Maximiliane Leni Armann. Sitting on

Maximiliane Leni Armann’s photo series sitting on {..} was first showed at the exhibition White Noise in Fotogalerie Wien (4 May – 5 June 2021). Originally it includes twelve half-length portraits, each titled with a first name; four of them were selected for the show – Bryce, Shae, Brian and Andromeda.
Exhibition view at Fotogalerie Wien, Maximiliane Leni Armann
Exhibition view at Fotogalerie Wien, Maximiliane Leni Armann

Foggy, opaque images might give the impression of depicted individuals, however those are stock animate 3D characters. Free to download, they were positioned in a sitting posture with slight regular movements as if they were real persons, and then imprinted on a photo sensitive paper by applying it manually on the screen. Faint horizontal stripes across the images are traces of a tape with which the paper was fixed. Inspecting the artworks closer, one discovers the digital nature of protagonists’ bodies, although the blurry, fading away contours seek to conceal it and trick the gaze.

Maximiliane Leni Armann, Shae

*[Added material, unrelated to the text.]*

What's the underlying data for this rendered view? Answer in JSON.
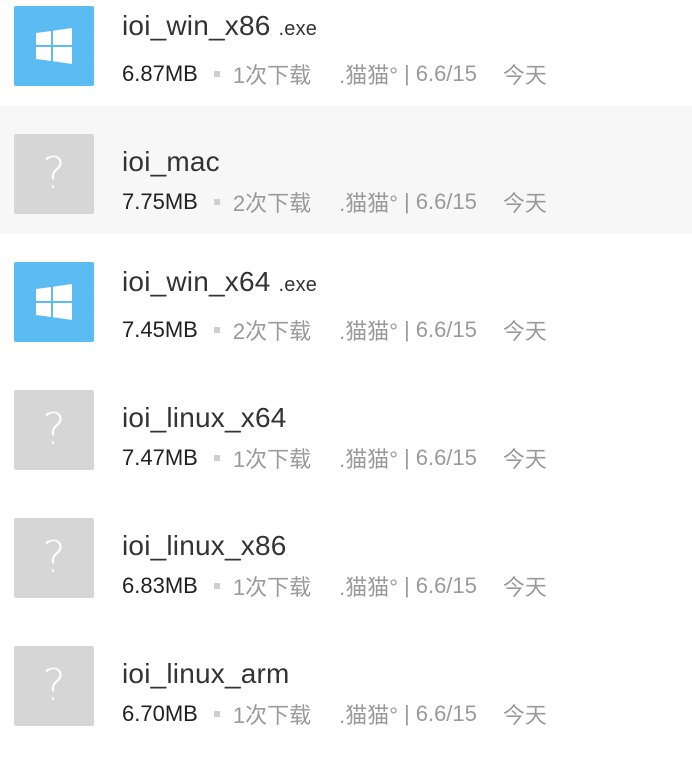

The models emerge like seen through a hazy foil – appearing and disappearing – they inhabit the realm beyond this membrane, as if it were a border between our world and theirs. The corporeality and simultaneously the artifice of the figures is uncanny. Alienated, unfamiliar, they possess a certain presence, even a personality. Armann reaches the pitch of estrangement, for the spectators can feel that they are also observed. She creates a vis-à-vis situation, so that the gazes of individuals and digital copies of individuals can meet. And even though not all her characters watch straight forward, still one has the feeling that the next second their eyes would meet.

Maximiliane Leni Armann, Andromeda

Despite broad-based use of animated characters, the idea of an eye contact with them is odd and eerie. Meant for service, leisure, fun, they are just visuals to be tailored and exploited. Yet Armann engages them as sitters and studies the way they are created, searching for something beyond the randomness of their appearance – a countenance, a pace. She treats them as if they had a story to tell, an experience, after all – a life. And this gesture of anthropomorphizing the algorithm is that what makes the spectators unsettled. The assumption that they might have their own reality, in some way reproducing our own, evokes a dystopian picture of digital world growing into an independent land with its intelligent and emotional inhabitants. And the eye contact, the artist stages here, is like a first mutual acknowledgment: confronted anew, we are encouraged to embrace each other.

Maximiliane Leni Armann, Brian

The idea of a threshold between the physical and virtual space is important for Armann’s artistic research, and by placing these four portraits rather low on the wall, she achieves the body feeling of a potential walk in or out – shimmering, moving, breathing behind the filter, her sitters might see us the same way – greyish and vague – and might likewise question our realness, and likewise anticipate with fear the eye contact to happen. I believe sitting on {..} expands on the challenge of transition to post-human era, along which we will have to accept and recognize the rights of diverse entities, including not only material existences, but also technological ones.

Exhibition: Maximiliane Leni Armann. Sitting on {..} at Fotogalerie Wien
Duration: 4 May to 5 June 2021

Maximiliane Leni Armann –

About the writer: Liudmila Kirsanova is an independent curator and writer, whose research is focused on autofictions, storytelling, and politics of belonging. In 2019 she became the finalist of the curatorial award Bonniers Konsthall, Stockholm. Curating international and domestic projects, Kirsanova has been advocating and promoting female artists, in particular those from non-Western cultures.